Canal Days to remain for now in New Haven
NEW HAVEN : Canal Days in New Haven isn’t going away next year or anytime soon.
That was the reassurance given to the more than 60 people who showed up at a New Haven City Council meeting Tuesday night for a public discussion about the popular festival’s future.
But just where parts of the 2019 festival might end up is still undecided.
Put forward as a suggestion Tuesday night by auto repair business owner Larry Lash was relocating the midway rides and games from Broadway Street to Dawkins Road. The midway would stretch from the City Hall driveway to the New Haven Bakery.
He said the proposed change was occasioned by concerns from businesspeople like himself that closing Broadway Street for the festival hurt their bottom lines.
The new location would have about 5,000 square feet more space, better safety because of the elimination of pedestrian crossings at the railroad tracks and easier policing because of the compact footprint, Lash said. Broadway still could be used for evening events, but storefronts would be more accessible during the day, he said.
However, Jon Stauffer, festival committee president, said the suggestion was something of a surprise.
“This is the first time I heard the suggestion of having it on Lincoln Highway or Dawkins,” he said after the meeting.
At the meeting, he called the idea “the most attractive suggestion that we’ve heard to date” and said it was worth considering at upcoming festival committee meetings.
No votes were taken or commitments made during the hourlong gathering. But about 20 residents and business owners stood up to speak for an allotted three minutes each, enforced relatively strictly by New Haven Mayor Terry McDonald.
McDonald pointed out the city does not sponsor the festival but does issue permits to close certain streets to accommodate events.
Several business owners, including tax preparer Lisa Holler, stressed they did not want the festival to go away from downtown or altogether.
That sentiment was echoed by Kasey Anderson, 17, a high school senior who said the festival was a big memory of growing up.
“It’s the lights, the rides, seeing your friends, being away from your parents.

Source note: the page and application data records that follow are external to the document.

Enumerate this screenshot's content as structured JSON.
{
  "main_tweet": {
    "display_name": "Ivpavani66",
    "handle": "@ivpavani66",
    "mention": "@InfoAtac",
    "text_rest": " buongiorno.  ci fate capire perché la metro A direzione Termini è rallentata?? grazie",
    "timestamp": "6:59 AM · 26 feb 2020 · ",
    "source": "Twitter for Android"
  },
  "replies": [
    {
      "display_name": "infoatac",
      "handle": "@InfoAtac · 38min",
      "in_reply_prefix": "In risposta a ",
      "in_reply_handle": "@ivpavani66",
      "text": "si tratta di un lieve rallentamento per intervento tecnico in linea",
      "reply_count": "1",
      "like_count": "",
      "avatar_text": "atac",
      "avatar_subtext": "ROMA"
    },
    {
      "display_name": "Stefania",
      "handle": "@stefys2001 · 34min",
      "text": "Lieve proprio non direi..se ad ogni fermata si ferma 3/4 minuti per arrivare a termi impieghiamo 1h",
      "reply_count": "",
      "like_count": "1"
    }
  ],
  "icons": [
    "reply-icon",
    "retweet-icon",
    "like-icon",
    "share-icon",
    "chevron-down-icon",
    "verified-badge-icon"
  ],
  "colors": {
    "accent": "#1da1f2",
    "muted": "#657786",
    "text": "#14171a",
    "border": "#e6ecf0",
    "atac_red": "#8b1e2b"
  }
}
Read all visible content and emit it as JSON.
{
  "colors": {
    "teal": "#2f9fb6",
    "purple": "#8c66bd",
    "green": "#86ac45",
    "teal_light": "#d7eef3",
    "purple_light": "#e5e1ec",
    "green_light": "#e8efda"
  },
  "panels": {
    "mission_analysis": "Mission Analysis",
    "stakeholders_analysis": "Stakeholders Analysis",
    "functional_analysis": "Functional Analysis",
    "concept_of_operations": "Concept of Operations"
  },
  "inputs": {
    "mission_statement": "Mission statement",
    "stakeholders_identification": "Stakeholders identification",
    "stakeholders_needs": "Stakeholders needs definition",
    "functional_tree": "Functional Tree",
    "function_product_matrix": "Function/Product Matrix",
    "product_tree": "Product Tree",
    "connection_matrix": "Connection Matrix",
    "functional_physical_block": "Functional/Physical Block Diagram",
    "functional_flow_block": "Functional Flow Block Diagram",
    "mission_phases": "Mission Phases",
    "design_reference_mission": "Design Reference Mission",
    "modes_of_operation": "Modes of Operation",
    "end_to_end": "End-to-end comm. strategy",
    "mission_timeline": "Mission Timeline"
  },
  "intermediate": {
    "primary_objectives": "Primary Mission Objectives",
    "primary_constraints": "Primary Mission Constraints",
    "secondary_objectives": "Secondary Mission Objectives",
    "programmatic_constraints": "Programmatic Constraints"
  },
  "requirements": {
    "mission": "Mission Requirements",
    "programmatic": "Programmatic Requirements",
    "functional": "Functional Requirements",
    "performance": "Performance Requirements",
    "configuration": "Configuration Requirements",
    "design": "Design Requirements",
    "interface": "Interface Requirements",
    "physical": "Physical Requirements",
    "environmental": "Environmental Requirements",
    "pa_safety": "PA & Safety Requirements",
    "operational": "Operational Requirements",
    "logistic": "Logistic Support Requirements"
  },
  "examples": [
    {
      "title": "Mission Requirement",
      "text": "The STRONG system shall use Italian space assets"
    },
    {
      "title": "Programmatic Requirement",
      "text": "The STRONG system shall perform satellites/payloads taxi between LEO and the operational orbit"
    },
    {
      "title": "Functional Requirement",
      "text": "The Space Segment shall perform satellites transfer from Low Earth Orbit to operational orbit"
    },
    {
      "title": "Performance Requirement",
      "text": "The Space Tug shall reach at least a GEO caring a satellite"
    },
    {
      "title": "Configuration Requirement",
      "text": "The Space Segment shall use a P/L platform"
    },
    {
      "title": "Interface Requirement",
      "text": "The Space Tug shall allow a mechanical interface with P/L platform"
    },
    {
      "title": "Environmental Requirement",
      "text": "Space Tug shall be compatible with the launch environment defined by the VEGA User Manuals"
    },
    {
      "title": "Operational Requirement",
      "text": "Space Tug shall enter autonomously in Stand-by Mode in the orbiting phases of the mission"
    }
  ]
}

There’s just something about it. If you move Canal Days, it just won’t be the same anymore,” she said.
Several residents said they had been going to Canal Days since they were children. One worried that if the festival were to be changed too much, it would die out.
On the other hand, changes might make the festival better and give it a chance to grow, several residents said.
Ron Doctor, owner of East Haven Tavern, said the festival is good for his business. Instead of taking “a defensive posture,” businesses might focus on the hundreds of people the festival brings “to walk outside right by our doors.”
To laughter from nearly everyone in the room, he added: “I hate to quote Donald Trump, but maybe we need to make Canal Days good again.”